The Minchmoor is an old drove road in the Borders hills that connects Traquair with Selkirk. Since cycling it last summer, it's a place that's stayed in my imagination for its quirkiness, its history and the open, airiness of its landscapes. So I was back there at Easter, walking its route with friends Graham and Andrew.
From Edinburgh we took the Borders railway to Galashiels and jumped onto a bus that was heading back to Edinburgh. We only stayed on it for a few stops of course and stepped off in Innerleithen. There was time for coffee and cake outside in the sun, enjoying the outdoorsy vibe of this mountain bike-mad wee town.
Just south of Innerleithen we picked up the Minchmoor as the line of its old road cut across the fields and started to climb into the blue above. The Southern Upland Way, a long distance walking route, joins the Minchmoor here and we would use it over two days to walk back to Galashiels.

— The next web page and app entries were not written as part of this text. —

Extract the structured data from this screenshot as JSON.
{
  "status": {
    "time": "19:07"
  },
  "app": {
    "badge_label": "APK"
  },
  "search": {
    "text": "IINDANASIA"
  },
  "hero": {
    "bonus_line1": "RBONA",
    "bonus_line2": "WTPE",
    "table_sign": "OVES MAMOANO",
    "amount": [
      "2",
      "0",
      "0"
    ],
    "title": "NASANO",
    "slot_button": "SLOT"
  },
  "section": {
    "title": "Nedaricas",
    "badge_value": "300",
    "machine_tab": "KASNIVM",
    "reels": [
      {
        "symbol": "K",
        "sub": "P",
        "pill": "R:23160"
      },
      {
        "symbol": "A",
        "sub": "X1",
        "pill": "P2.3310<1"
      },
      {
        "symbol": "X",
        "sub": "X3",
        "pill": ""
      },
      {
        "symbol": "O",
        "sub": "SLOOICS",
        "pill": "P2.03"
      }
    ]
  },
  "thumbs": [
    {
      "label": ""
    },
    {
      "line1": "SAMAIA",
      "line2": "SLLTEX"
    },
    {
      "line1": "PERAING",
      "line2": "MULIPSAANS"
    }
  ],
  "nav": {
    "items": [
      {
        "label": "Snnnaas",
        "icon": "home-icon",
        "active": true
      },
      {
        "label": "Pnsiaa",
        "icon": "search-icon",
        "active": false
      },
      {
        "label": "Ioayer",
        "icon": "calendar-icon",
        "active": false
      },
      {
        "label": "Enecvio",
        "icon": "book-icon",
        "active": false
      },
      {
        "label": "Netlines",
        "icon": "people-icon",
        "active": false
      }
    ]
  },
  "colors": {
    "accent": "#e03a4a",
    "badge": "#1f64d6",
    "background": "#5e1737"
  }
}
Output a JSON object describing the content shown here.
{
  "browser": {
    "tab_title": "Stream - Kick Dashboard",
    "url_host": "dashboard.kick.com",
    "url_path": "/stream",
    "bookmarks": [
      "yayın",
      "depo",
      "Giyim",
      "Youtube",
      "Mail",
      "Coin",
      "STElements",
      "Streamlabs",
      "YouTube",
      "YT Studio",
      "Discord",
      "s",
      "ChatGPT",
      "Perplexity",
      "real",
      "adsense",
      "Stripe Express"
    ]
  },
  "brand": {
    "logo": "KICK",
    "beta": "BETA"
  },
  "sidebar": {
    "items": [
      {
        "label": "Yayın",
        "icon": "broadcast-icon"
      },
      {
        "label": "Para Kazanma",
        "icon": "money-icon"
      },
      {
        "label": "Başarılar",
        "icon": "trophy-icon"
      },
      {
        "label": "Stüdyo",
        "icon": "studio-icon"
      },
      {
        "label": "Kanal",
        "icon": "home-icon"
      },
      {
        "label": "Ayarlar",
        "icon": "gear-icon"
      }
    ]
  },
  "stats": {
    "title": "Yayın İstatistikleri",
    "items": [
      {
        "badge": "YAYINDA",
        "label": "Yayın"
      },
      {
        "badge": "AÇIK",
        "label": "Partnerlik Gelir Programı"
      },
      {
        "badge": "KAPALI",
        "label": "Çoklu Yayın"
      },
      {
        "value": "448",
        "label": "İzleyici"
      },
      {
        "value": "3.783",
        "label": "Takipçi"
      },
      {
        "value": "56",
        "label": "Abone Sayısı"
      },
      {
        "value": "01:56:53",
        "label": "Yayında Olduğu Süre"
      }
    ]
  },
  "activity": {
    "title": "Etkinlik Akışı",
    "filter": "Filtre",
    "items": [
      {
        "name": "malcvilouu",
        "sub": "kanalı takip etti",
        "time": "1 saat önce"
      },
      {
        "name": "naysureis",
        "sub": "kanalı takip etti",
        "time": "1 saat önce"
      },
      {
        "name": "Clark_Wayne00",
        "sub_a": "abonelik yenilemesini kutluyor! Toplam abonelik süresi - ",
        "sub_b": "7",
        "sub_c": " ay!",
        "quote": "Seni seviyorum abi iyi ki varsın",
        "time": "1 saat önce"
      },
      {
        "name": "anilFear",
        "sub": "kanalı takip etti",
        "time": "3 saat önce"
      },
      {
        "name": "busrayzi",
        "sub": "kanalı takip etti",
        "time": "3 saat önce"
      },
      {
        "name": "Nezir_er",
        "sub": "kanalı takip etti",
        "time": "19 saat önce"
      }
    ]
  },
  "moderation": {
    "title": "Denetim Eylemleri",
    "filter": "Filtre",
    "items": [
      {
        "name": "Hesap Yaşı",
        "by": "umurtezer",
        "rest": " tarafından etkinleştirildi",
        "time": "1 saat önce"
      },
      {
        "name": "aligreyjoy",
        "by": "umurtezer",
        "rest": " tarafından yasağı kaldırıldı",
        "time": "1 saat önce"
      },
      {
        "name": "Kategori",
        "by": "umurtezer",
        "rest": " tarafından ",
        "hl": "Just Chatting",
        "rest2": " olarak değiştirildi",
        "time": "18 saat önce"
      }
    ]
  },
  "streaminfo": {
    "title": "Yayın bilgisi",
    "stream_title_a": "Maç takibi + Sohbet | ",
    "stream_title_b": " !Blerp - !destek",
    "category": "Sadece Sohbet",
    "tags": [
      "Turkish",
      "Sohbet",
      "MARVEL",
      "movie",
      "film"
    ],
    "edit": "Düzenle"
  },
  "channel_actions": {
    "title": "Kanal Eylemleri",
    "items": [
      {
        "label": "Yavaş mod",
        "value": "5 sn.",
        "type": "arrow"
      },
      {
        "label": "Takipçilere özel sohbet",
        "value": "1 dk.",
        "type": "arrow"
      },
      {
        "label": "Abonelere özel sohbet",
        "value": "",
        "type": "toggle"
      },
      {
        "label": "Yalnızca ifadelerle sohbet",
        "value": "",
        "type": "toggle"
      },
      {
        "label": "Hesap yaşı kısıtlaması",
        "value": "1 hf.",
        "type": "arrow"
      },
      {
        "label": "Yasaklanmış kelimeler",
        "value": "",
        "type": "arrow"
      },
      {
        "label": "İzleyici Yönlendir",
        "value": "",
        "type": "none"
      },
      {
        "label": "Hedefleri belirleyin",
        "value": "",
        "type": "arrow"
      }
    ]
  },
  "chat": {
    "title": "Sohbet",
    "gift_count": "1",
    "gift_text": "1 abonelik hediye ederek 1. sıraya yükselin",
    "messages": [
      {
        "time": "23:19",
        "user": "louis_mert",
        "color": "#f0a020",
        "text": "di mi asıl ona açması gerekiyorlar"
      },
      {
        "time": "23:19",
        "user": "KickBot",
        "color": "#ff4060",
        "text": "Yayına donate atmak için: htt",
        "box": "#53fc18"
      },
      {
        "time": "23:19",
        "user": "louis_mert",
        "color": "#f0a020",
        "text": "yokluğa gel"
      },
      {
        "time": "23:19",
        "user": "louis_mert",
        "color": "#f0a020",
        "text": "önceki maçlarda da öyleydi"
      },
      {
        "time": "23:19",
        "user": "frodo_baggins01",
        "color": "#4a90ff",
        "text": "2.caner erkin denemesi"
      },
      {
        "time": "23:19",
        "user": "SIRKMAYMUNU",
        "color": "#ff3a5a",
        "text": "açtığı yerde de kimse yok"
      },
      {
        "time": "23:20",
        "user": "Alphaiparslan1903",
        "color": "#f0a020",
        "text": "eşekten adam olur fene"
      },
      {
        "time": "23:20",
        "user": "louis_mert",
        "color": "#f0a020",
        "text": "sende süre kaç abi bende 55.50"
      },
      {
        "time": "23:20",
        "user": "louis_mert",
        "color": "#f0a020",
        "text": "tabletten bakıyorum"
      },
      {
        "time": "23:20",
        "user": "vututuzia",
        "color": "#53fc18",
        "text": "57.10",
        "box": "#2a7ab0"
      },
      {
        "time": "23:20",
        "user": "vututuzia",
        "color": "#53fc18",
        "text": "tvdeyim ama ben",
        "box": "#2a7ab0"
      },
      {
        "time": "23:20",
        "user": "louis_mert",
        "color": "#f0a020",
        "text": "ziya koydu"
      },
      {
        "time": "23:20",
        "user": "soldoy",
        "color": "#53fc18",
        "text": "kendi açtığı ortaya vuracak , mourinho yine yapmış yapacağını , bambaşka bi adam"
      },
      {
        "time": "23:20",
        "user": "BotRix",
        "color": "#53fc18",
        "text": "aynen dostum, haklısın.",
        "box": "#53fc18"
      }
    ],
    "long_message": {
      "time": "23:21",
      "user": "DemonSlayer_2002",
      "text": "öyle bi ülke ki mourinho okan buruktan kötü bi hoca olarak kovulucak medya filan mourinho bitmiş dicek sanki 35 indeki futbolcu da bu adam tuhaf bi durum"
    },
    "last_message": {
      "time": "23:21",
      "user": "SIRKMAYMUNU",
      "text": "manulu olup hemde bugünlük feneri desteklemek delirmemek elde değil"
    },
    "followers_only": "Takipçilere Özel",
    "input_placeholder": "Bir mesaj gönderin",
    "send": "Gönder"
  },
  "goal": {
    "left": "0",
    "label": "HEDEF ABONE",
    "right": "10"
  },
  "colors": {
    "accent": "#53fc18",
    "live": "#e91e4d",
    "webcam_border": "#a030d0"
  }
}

A steady climb put us on top of the ridge that we would follow eastwards. There were some undulations but mostly we were up and staying up. The top of the climb is called Resolution Point and its marked by a sculpture and arty circles created in the heather. It's an interesting spot, the area being part of a project to increase the black grouse population here.
Just beyond Resolution Point, we came to the Cheese Well where it was said that travellers in days gone by had to make offerings of cheese to the fairies here to ensure a safe passage. We didn't have cheese, at least not since we'd eaten our lunch at Resolution Point, but we did leave some coins which we placed on the marker stone. On a hot day, we were also glad to be able to fill our bottles here with the cool spring water.
This wonderful route meandered now along the top of the hills, making us feel like we were on the roof of the Borders. The sense of space and the expanse of the view was wonderful. It was such a quiet place as well, we hardly passed anybody all day and the busiest spot was the top of Minchmoor Hill where a few mountain bikers had escaped the lower, groomed trails of the biking centre below.
We walked on into the hot afternoon, stopping at one point to marvel at Wallace's Trench. We had read about it on the train journey down. It's an ancient defensive trench, protecting against attackers from the west, the way we had walked. Given how the old trench is, we were perhaps expecting to see some shallow markings in the heather that might indicate where it had been. We were impressed therefore to come across the trench pretty much intact and 5 or 6 feet deep, cutting right across our route and extending a little way down the hillside.
We walked on and on, through woods and over the gentle undulations of the ridge. We knew we had gone a fair distance east when the Eildon Hills came into view far ahead of us. We'd enjoyed a walk there just a couple of weeks ago so it was interesting to see them from a new angle.
By late afternoon we were nearing the end of the ridge and the climax of the day's walk, the Three Brethren. These huge stone cairns date from the 16th century and mark the boundaries of the three estates that meet at this point - Buccleuch, Yair and Selkirk. They're a stunning feature on what's already a beautiful spot.
Weary wanderers now, we dropped off the ridge and followed a path down the Philiphaugh Long burn to find a camp spot. Before the sun dipped behind the ridge, we sat outside drinking tea and cooking a hot supper. I surprised the boys later with a hot pudding of chocolate brownie and custard. It was the final act of the evening as the sun sank and we wrapped ourselves up in our sleeping bags. I think we were all pretty much asleep by lights out.
The following day was another cracker and we climbed back up to the ridge to rejoin the Southern Upland Way into Galashiels. The route was lovely, initially dropping down to Yair through springtime woods full of birdsong and then crossing the Tweed to make a gentle climb over the next series of low, rolling hills.
The path struck out across fields which were criss-crossed with drystone dykes. I loved the crossing points for walkers which were not the traditional gate but a series of stepping stones laid into the walls themselves. We must have used a dozen of these on the short leg into Galashiels.
After a final pull up a wee grassy hill, we were suddenly looking down on Galashiels. We ended the trip as we started ... with coffee and cake before catching the train home.
Start: Innerleithen. Train from Edinburgh to Galashiels. The bus interchange is right opposite the train station and the Edinburgh-bound bus stops at Innerleithen.
Route: We walked south out of Innerleithen on the B709 for about 2km. Just after Traquair there is a quaint three-way junction at the war memorial - turn left here to join the Minchmoor and the Southern Upland Way. The route is signed now all the way to Gala and stays high across the tops. It's worthwhile making the short detour to the Minchmoor viewpoint which is signed from the main route. This, Resolution Point, the Cheese Well and Wallace's Trench won't be missed as they are right on the route. The Minchmoor high level route ends at the Three Brethren. We dropped down to the right here to find water and a camp spot then retraced our steps next morning. From the Three Brethren we stayed on the Southern Upland Way through to Galashiels. It was a lovely walk through springtime woods down to Yair then over gentle open hills into Gala.
Tips: Nice coffee shop on the main street in Innerleithen opposite the junction for the B709. And nice coffee shop in Gala immediately behind the Interchange.